How can you identify Christians? They have been baptized, and 1 Peter 3:18-22 uses some strong language to describe what your baptism means. We need to take Biblical language seriously. What does Peter mean when he speaks of “baptism that now saves you”?
Christ died for you. Once for all the righteous died for the unrighteous. Christ’s death is unique. It cannot be repeated. Christ died once for all. His death is sufficient. It accomplished what it set out to do. Christ died because of sins. It was your rebellion and disobedience that made his suffering and death necessary. He died in your place. The substitutionary atonement is at the heart of the gospel. You baptism is a seal of your union with Christ as he died in your place. You were buried with him in baptism, Romans 6. Your baptism is not only your expressing trust in Christ. It is God declaring that you belong to him.
What purpose did Christ have in dying for you? Christ died to bring you to God. Salvation is not just a matter of relieving you of the consequences and punishment of your sins. It has as its goal fellowship with God. The idea of a “carnal Christian,” saved, but uninterested in serving God, is a myth. Continue reading “Who Are We? A Baptized People”
Parents expect their children to listen when they speak. But they also encourage them to speak back to them. The heavenly song in Revelation 5 teaches you how to speak to God in the way he wants you to speak.
Speak to God. Speak in prayer and song. God speaks to us. Because he has made us in his image, he has given us the ability to speak, and he expects, he desires that you speak to him. You can do that privately as you pray to him, whether in a carefully thought out prayer or in one breathed in an urgent moment. As a church we speak to God together in prayer. Avoiding the confusion that Paul warned the Corinthians against, corporate prayer is led by a person, often the pastor, but speaking on behalf of the whole congregation. Make these corporate prayers yours. Pray with the congregation during the various prayers in the worship service. Whether public or private, learn to reflect the breadth appropriate in prayer. Don’t let them narrow to requests alone. One of the ways to grow in prayer is to model your prayers after the Psalms.
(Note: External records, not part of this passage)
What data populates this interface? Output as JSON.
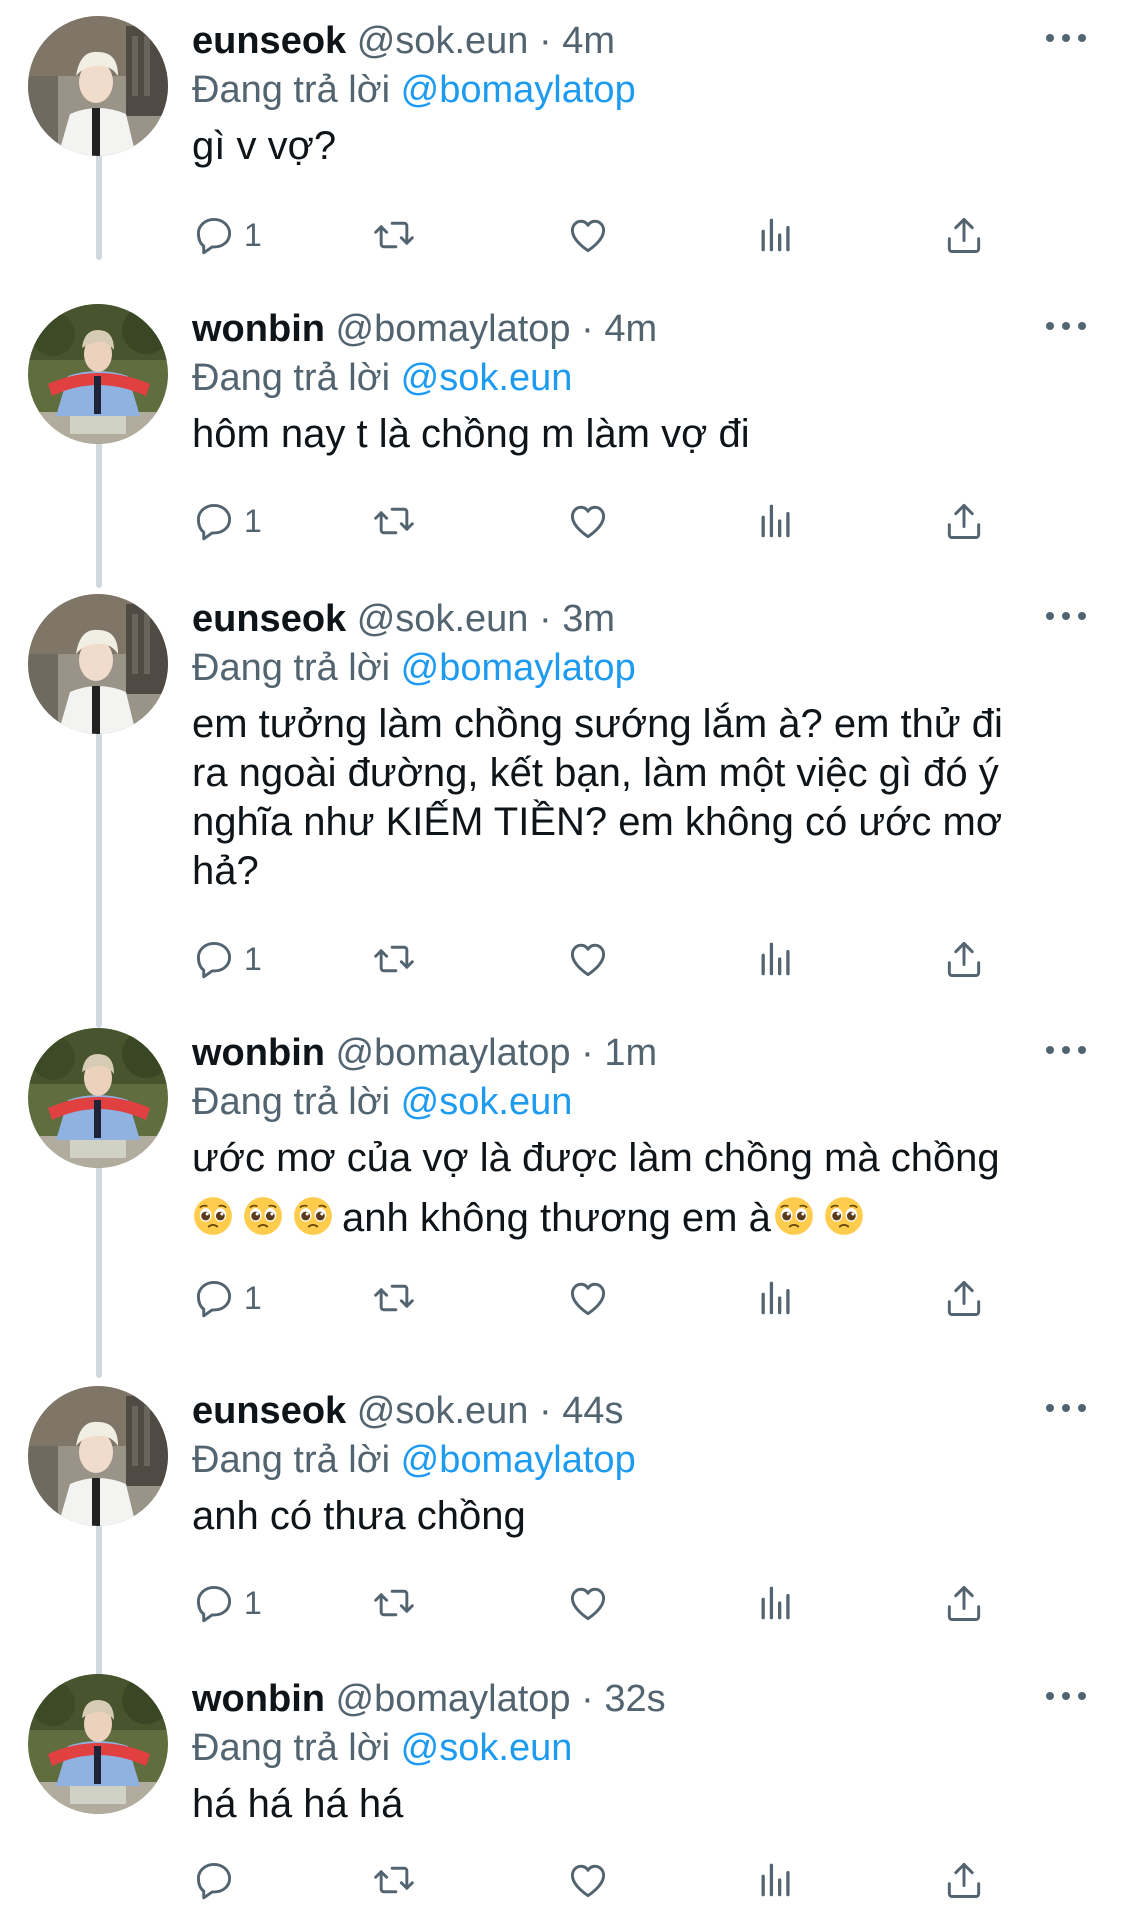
{
  "reply_prefix": "Đang trả lời",
  "tweets": [
    {
      "name": "eunseok",
      "handle": "@sok.eun",
      "separator": "·",
      "time": "4m",
      "replying_to": "@bomaylatop",
      "text": "gì v vợ?",
      "reply_count": "1"
    },
    {
      "name": "wonbin",
      "handle": "@bomaylatop",
      "separator": "·",
      "time": "4m",
      "replying_to": "@sok.eun",
      "text": "hôm nay t là chồng m làm vợ đi",
      "reply_count": "1"
    },
    {
      "name": "eunseok",
      "handle": "@sok.eun",
      "separator": "·",
      "time": "3m",
      "replying_to": "@bomaylatop",
      "text_lines": [
        "em tưởng làm chồng sướng lắm à? em thử đi",
        "ra ngoài đường, kết bạn, làm một việc gì đó ý",
        "nghĩa như KIẾM TIỀN? em không có ước mơ",
        "hả?"
      ],
      "reply_count": "1"
    },
    {
      "name": "wonbin",
      "handle": "@bomaylatop",
      "separator": "·",
      "time": "1m",
      "replying_to": "@sok.eun",
      "text_line1": "ước mơ của vợ là được làm chồng mà chồng",
      "text_line2": "anh không thương em à",
      "emoji_name": "pleading-face-emoji",
      "reply_count": "1"
    },
    {
      "name": "eunseok",
      "handle": "@sok.eun",
      "separator": "·",
      "time": "44s",
      "replying_to": "@bomaylatop",
      "text": "anh có thưa chồng",
      "reply_count": "1"
    },
    {
      "name": "wonbin",
      "handle": "@bomaylatop",
      "separator": "·",
      "time": "32s",
      "replying_to": "@sok.eun",
      "text": "há há há há",
      "reply_count": ""
    }
  ],
  "icons": {
    "reply": "reply-icon",
    "retweet": "retweet-icon",
    "like": "heart-icon",
    "stats": "views-icon",
    "share": "share-icon",
    "more": "more-options-icon"
  },
  "colors": {
    "text": "#0f1419",
    "muted": "#536471",
    "link": "#1d9bf0",
    "thread_line": "#cfd9de"
  }
}
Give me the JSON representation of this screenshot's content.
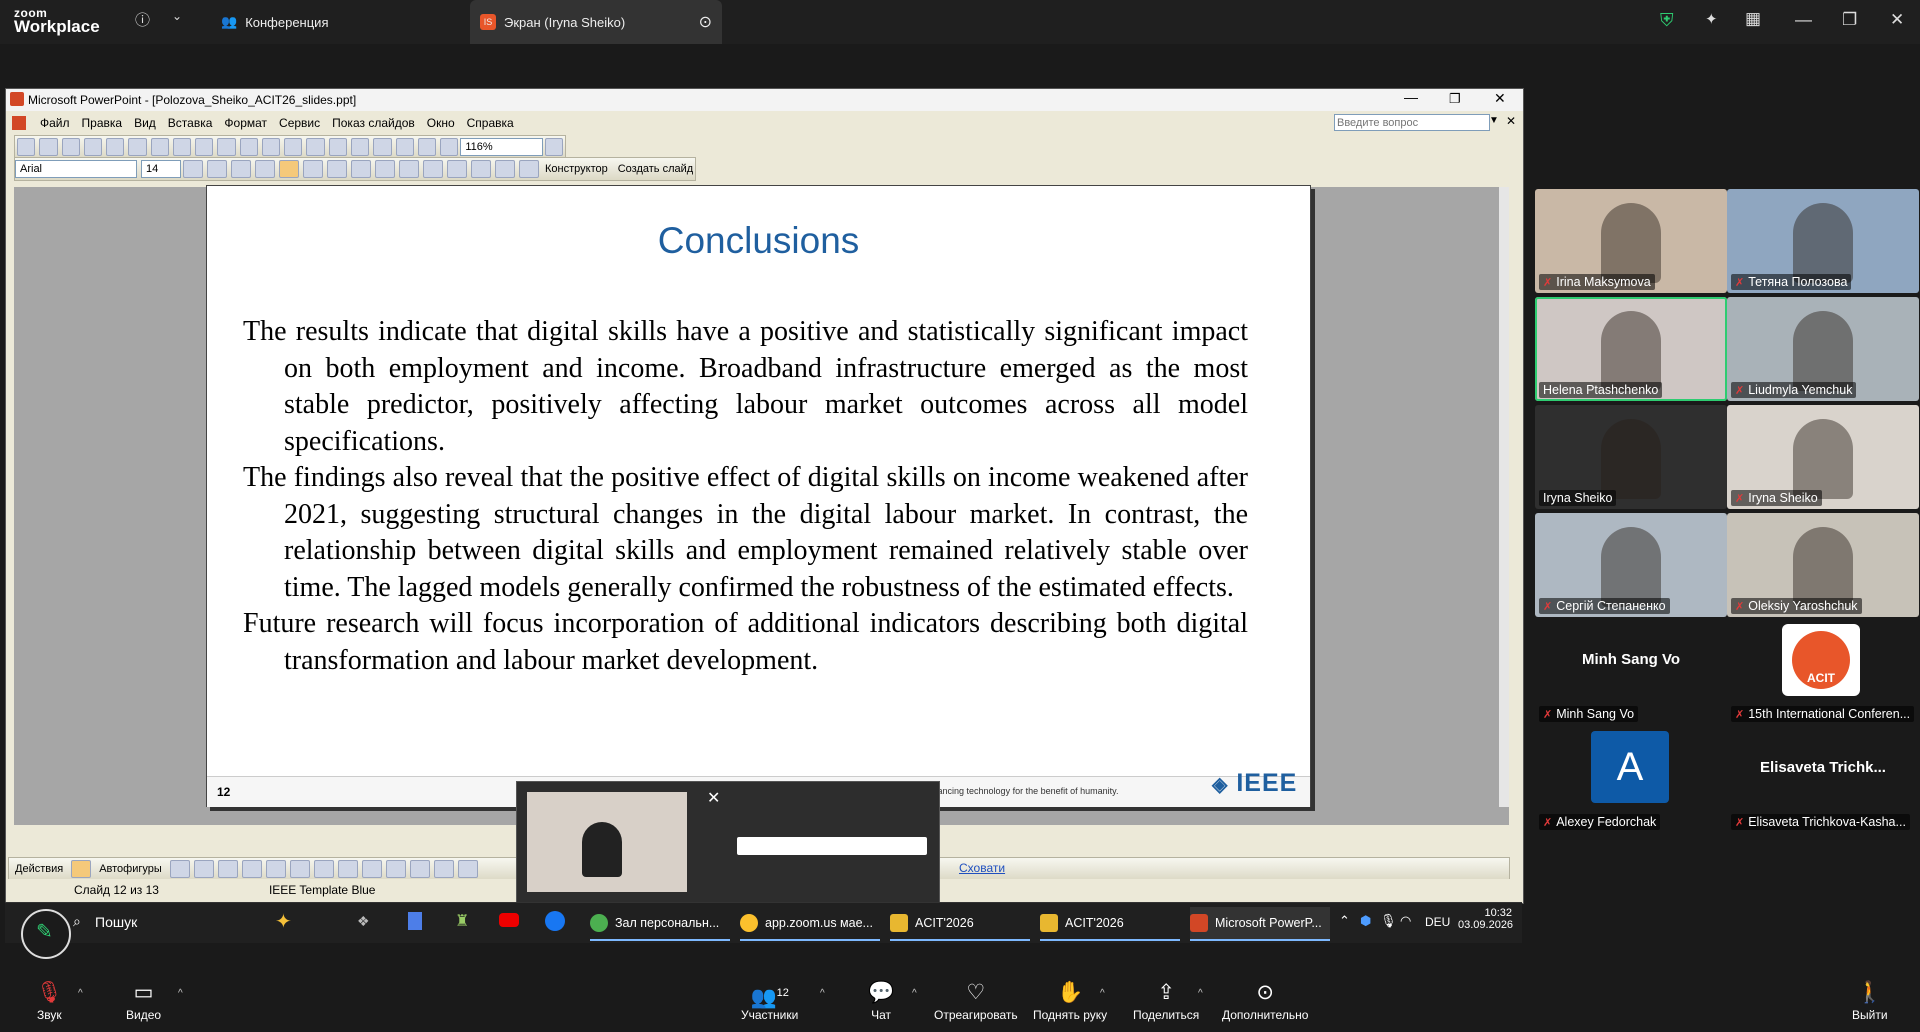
{
  "topbar": {
    "app_line1": "zoom",
    "app_line2": "Workplace",
    "tabs": [
      {
        "label": "Конференция",
        "icon": "people-icon"
      },
      {
        "label": "Экран (Iryna Sheiko)",
        "icon": "share-screen-icon",
        "badge": "IS"
      }
    ]
  },
  "ppt": {
    "window_title": "Microsoft PowerPoint - [Polozova_Sheiko_ACIT26_slides.ppt]",
    "menu": [
      "Файл",
      "Правка",
      "Вид",
      "Вставка",
      "Формат",
      "Сервис",
      "Показ слайдов",
      "Окно",
      "Справка"
    ],
    "help_placeholder": "Введите вопрос",
    "zoom": "116%",
    "font": "Arial",
    "font_size": "14",
    "designer": "Конструктор",
    "new_slide": "Создать слайд",
    "draw_actions": "Действия",
    "autoshapes": "Автофигуры",
    "status_slide": "Слайд 12 из 13",
    "status_template": "IEEE Template Blue",
    "hide": "Сховати",
    "slide": {
      "title": "Conclusions",
      "paragraphs": [
        "The results indicate that digital skills have a positive and statistically significant impact on both employment and income. Broadband infrastructure emerged as the most stable predictor, positively affecting labour market outcomes across all model specifications.",
        "The findings also reveal that the positive effect of digital skills on income weakened after 2021, suggesting structural changes in the digital labour market. In contrast, the relationship between digital skills and employment remained relatively stable over time. The lagged models generally confirmed the robustness of the estimated effects.",
        "Future research will focus incorporation of additional indicators describing both digital transformation and labour market development."
      ],
      "page_number": "12",
      "footer_tagline": "advancing technology for the benefit of humanity.",
      "logo": "IEEE"
    }
  },
  "taskbar": {
    "search": "Пошук",
    "items": [
      {
        "label": "Зал персональн...",
        "color": "#4caf50"
      },
      {
        "label": "app.zoom.us мае...",
        "color": "#fbc02d"
      },
      {
        "label": "ACIT'2026",
        "color": "#e8b730"
      },
      {
        "label": "ACIT'2026",
        "color": "#e8b730"
      },
      {
        "label": "Microsoft PowerP...",
        "color": "#d24726"
      }
    ],
    "lang": "DEU",
    "time": "10:32",
    "date": "03.09.2026"
  },
  "gallery": [
    {
      "name": "Irina Maksymova",
      "bg": "#c9b8a6",
      "muted": true
    },
    {
      "name": "Тетяна Полозова",
      "bg": "#8fa6c0",
      "muted": true
    },
    {
      "name": "Helena Ptashchenko",
      "bg": "#cfc7c4",
      "muted": false,
      "active": true
    },
    {
      "name": "Liudmyla Yemchuk",
      "bg": "#a9b2b8",
      "muted": true
    },
    {
      "name": "Iryna Sheiko",
      "bg": "#2f2f2f",
      "muted": false
    },
    {
      "name": "Iryna Sheiko",
      "bg": "#d9d3cc",
      "muted": true
    },
    {
      "name": "Сергій Степаненко",
      "bg": "#aeb8c2",
      "muted": true
    },
    {
      "name": "Oleksiy Yaroshchuk",
      "bg": "#c7c2b8",
      "muted": true
    },
    {
      "name": "Minh Sang Vo",
      "heading": "Minh Sang Vo",
      "bg": "#1a1a1a",
      "muted": true
    },
    {
      "name": "15th International Conferen...",
      "bg": "#1a1a1a",
      "muted": true,
      "logo": "ACIT"
    },
    {
      "name": "Alexey Fedorchak",
      "bg": "#1a1a1a",
      "muted": true,
      "avatar": "A"
    },
    {
      "name": "Elisaveta Trichkova-Kasha...",
      "heading": "Elisaveta  Trichk...",
      "bg": "#1a1a1a",
      "muted": true
    }
  ],
  "bottombar": {
    "audio": "Звук",
    "video": "Видео",
    "participants": "Участники",
    "participants_count": "12",
    "chat": "Чат",
    "react": "Отреагировать",
    "raise_hand": "Поднять руку",
    "share": "Поделиться",
    "more": "Дополнительно",
    "leave": "Выйти"
  },
  "colors": {
    "accent": "#1f5f9f",
    "active_speaker": "#2ecc71",
    "leave": "#e23a3a"
  }
}
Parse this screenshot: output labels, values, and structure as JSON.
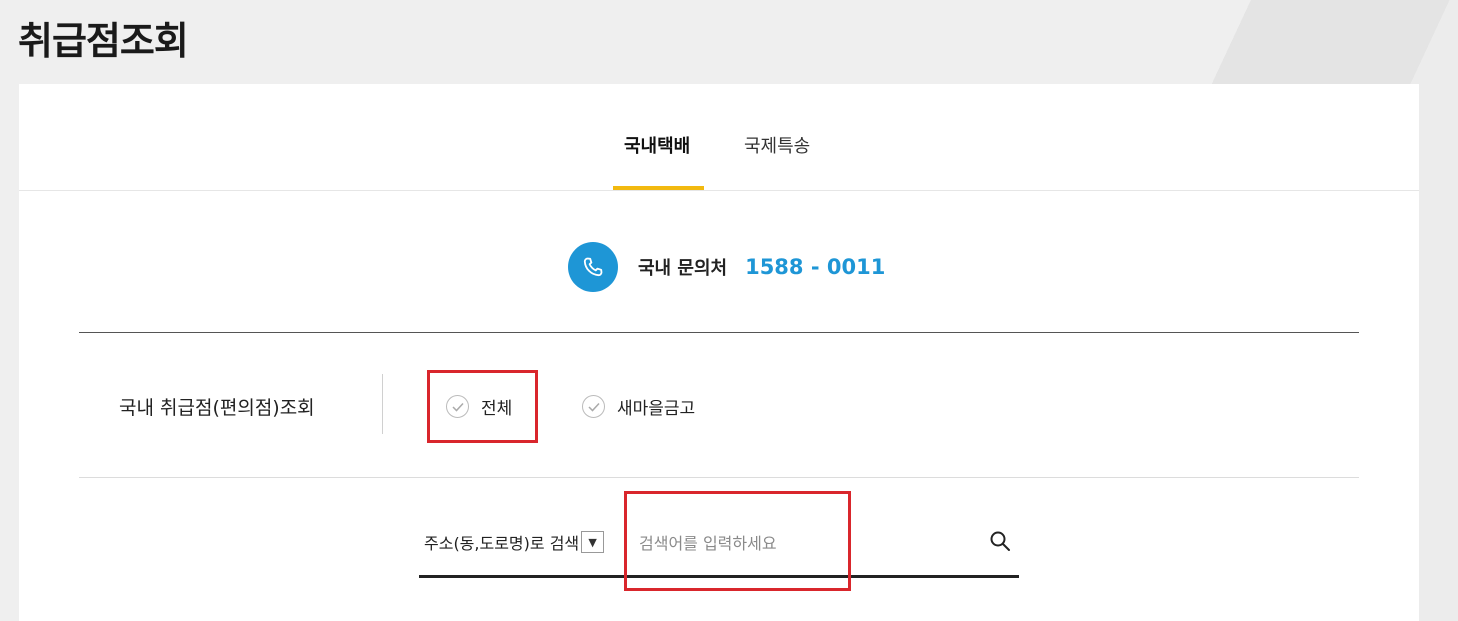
{
  "page": {
    "title": "취급점조회"
  },
  "tabs": [
    {
      "label": "국내택배",
      "active": true
    },
    {
      "label": "국제특송",
      "active": false
    }
  ],
  "contact": {
    "label": "국내 문의처",
    "number": "1588 - 0011"
  },
  "filter": {
    "label": "국내 취급점(편의점)조회",
    "options": [
      {
        "label": "전체",
        "icon": "check-circle-icon"
      },
      {
        "label": "새마을금고",
        "icon": "check-circle-icon"
      }
    ]
  },
  "search": {
    "type_label": "주소(동,도로명)로 검색",
    "placeholder": "검색어를 입력하세요",
    "value": ""
  },
  "colors": {
    "accent": "#1e96d6",
    "tab_underline": "#f2b90f",
    "highlight": "#d9262c"
  }
}
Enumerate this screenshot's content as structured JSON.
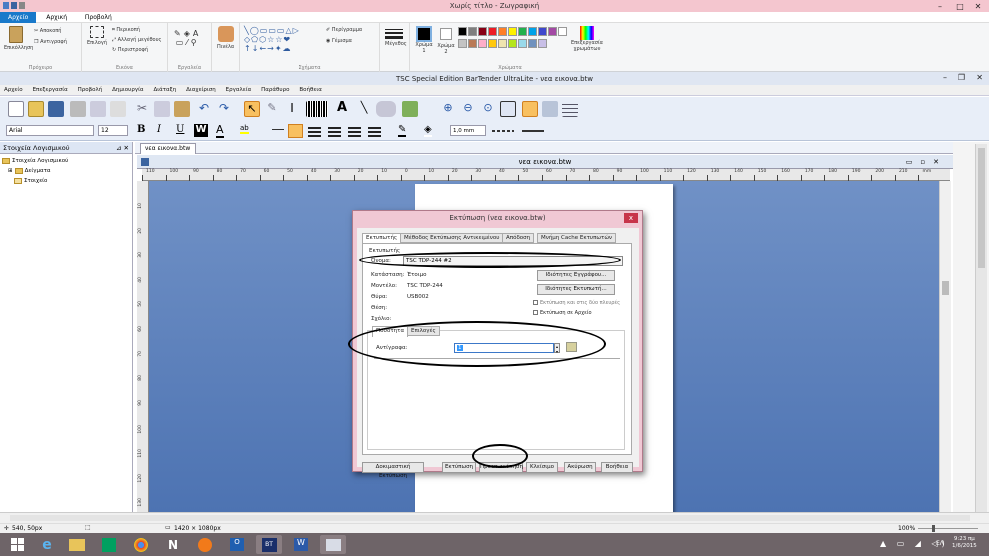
{
  "paint": {
    "title": "Χωρίς τίτλο - Ζωγραφική",
    "tabs": [
      "Αρχείο",
      "Αρχική",
      "Προβολή"
    ],
    "clipboard": {
      "paste": "Επικόλληση",
      "cut": "Αποκοπή",
      "copy": "Αντιγραφή",
      "label": "Πρόχειρο"
    },
    "image": {
      "select": "Επιλογή",
      "crop": "Περικοπή",
      "resize": "Αλλαγή μεγέθους",
      "rotate": "Περιστροφή",
      "label": "Εικόνα"
    },
    "tools": {
      "label": "Εργαλεία"
    },
    "brushes": {
      "label": "Πινέλα"
    },
    "shapes": {
      "outline": "Περίγραμμα",
      "fill": "Γέμισμα",
      "label": "Σχήματα"
    },
    "size": {
      "label": "Μέγεθος"
    },
    "colors": {
      "color1": "Χρώμα 1",
      "color2": "Χρώμα 2",
      "edit": "Επεξεργασία χρωμάτων",
      "label": "Χρώματα"
    },
    "palette": [
      "#000000",
      "#7f7f7f",
      "#880015",
      "#ed1c24",
      "#ff7f27",
      "#fff200",
      "#22b14c",
      "#00a2e8",
      "#3f48cc",
      "#a349a4",
      "#ffffff",
      "#c3c3c3",
      "#b97a57",
      "#ffaec9",
      "#ffc90e",
      "#efe4b0",
      "#b5e61d",
      "#99d9ea",
      "#7092be",
      "#c8bfe7"
    ]
  },
  "bartender": {
    "title": "TSC Special Edition BarTender UltraLite - νεα εικονα.btw",
    "menu": [
      "Αρχείο",
      "Επεξεργασία",
      "Προβολή",
      "Δημιουργία",
      "Διάταξη",
      "Διαχείριση",
      "Εργαλεία",
      "Παράθυρο",
      "Βοήθεια"
    ],
    "font_name": "Arial",
    "font_size": "12",
    "bold": "B",
    "italic": "I",
    "underline": "U",
    "line_width": "1,0 mm",
    "tree_title": "Στοιχεία Λογισμικού",
    "tree_items": [
      "Στοιχεία Λογισμικού",
      "Δείγματα",
      "Στοιχείο"
    ],
    "doc_tab": "νεα εικονα.btw",
    "doc_title": "νεα εικονα.btw",
    "ruler_h": [
      "110",
      "100",
      "90",
      "80",
      "70",
      "60",
      "50",
      "40",
      "30",
      "20",
      "10",
      "0",
      "10",
      "20",
      "30",
      "40",
      "50",
      "60",
      "70",
      "80",
      "90",
      "100",
      "110",
      "120",
      "130",
      "140",
      "150",
      "160",
      "170",
      "180",
      "190",
      "200",
      "210",
      "mm"
    ],
    "ruler_v": [
      "10",
      "20",
      "30",
      "40",
      "50",
      "60",
      "70",
      "80",
      "90",
      "100",
      "110",
      "120",
      "130"
    ]
  },
  "dialog": {
    "title": "Εκτύπωση (νεα εικονα.btw)",
    "close": "x",
    "tabs": [
      "Εκτυπωτής",
      "Μέθοδος Εκτύπωσης Αντικειμένου",
      "Απόδοση",
      "Μνήμη Cache Εκτυπωτών"
    ],
    "section_printer": "Εκτυπωτής",
    "name_label": "Όνομα:",
    "printer_name": "TSC TDP-244 #2",
    "status_label": "Κατάσταση:",
    "status_value": "Έτοιμο",
    "model_label": "Μοντέλο:",
    "model_value": "TSC TDP-244",
    "port_label": "Θύρα:",
    "port_value": "USB002",
    "location_label": "Θέση:",
    "comment_label": "Σχόλιο:",
    "doc_properties": "Ιδιότητες Εγγράφου...",
    "printer_properties": "Ιδιότητες Εκτυπωτή...",
    "opt_print_each": "Εκτύπωση και στις δύο πλευρές",
    "opt_print_file": "Εκτύπωση σε Αρχείο",
    "qty_tabs": [
      "Ποσότητα",
      "Επιλογές"
    ],
    "copies_label": "Αντίγραφα:",
    "copies_value": "1",
    "buttons": [
      "Δοκιμαστική Εκτύπωση",
      "Εκτύπωση",
      "Προεπισκόπηση",
      "Κλείσιμο",
      "Ακύρωση",
      "Βοήθεια"
    ]
  },
  "status": {
    "coords": "540, 50px",
    "size": "1420 × 1080px",
    "zoom": "100%"
  },
  "taskbar": {
    "time": "9:23 πμ",
    "date": "1/6/2015",
    "lang": "ΕΛ"
  }
}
Speak, because God is God. The God who made you in his image speaks with you and listens when you speak. Appreciate the sovereign power of God. To a church suffering under persecution, faced with the claim that Caesar is Lord, Christ gives John (and you) a glimpse of the throne room of heaven. It is clear who sits on the throne. You need that reassurance as you face a world that is unfriendly to the gospel. Don’t get the impression that the church has suffered some massive defeat if bad laws and regulations are passed. The world around you may be in blatant rebellion against God, but he hears your cries Creatures in the presence of God must worship. Continue reading “Who Are We? A People Who Speak to God”
Is worship our singing praise to God, contrasted with teaching, where a pastor or other leader expounds the Word? Public worship is a much more reciprocal affair, alternating between God speaking to his people, and the congregation responding in song and prayer. Acts 3:17-26 focuses on God speaking to us.
God speaks. God spoke through the prophets. God spoke to create. God’s Word continues to sustain his creation. God spoke to his people in Eden and then even after sin entered the world. “Thus saith the Lord” is used over 1,100 times. Look at the function of the prophet in Ex. 4:16, as Aaron is assigned to be the spokesman for Moses. Marvel that God has spoken—and that he has spoken to you. Although a wonderful miracle triggers Peter’s message, the focus of his words is not on the formerly lame man but on the Savior who continues to speak the good news. Continue reading “Who Are We? A People to Whom God Speaks”